TASK STATEMENT
Go through the entries below. Copy each line in which "desc" appears.

Segment Start: MATERIAL FOR THE TASK

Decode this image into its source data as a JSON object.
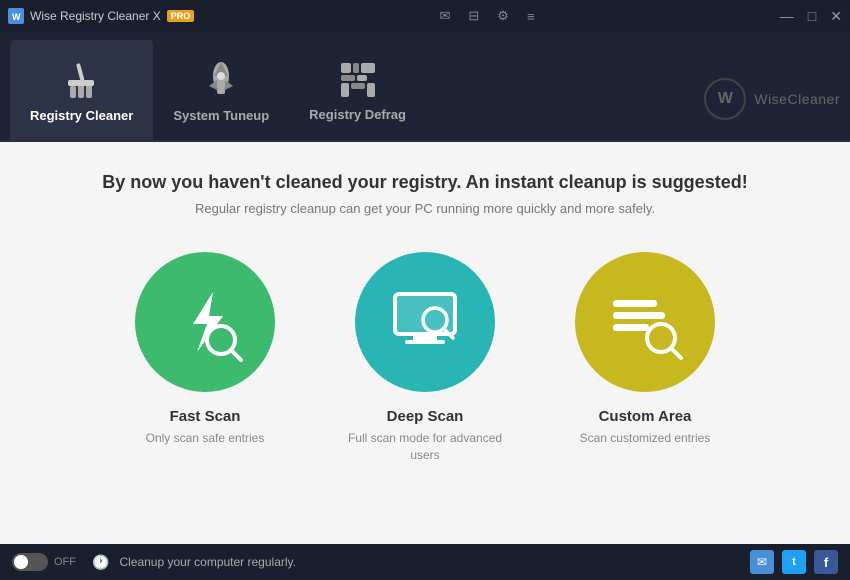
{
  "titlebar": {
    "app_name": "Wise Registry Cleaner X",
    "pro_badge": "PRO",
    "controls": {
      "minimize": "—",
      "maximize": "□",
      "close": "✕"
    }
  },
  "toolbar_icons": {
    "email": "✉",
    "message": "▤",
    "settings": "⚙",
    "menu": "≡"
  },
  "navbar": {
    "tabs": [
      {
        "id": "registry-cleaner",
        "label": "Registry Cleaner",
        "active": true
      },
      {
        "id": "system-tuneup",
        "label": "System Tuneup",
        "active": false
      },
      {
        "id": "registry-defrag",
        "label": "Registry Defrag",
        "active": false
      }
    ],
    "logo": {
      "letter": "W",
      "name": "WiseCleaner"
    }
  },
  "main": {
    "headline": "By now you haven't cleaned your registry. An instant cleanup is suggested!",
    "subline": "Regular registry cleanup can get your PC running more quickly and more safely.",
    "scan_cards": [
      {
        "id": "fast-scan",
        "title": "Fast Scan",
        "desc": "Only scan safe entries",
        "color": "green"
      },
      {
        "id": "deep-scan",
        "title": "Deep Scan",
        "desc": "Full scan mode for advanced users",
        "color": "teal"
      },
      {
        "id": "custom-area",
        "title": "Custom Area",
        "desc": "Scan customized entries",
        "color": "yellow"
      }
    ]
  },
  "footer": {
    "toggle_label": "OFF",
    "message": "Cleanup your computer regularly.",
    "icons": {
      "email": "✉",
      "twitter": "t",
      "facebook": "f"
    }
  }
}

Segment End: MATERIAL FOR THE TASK

EXERCISE RESPONSE
        "desc": "Only scan safe entries",
        "desc": "Full scan mode for advanced users",
        "desc": "Scan customized entries",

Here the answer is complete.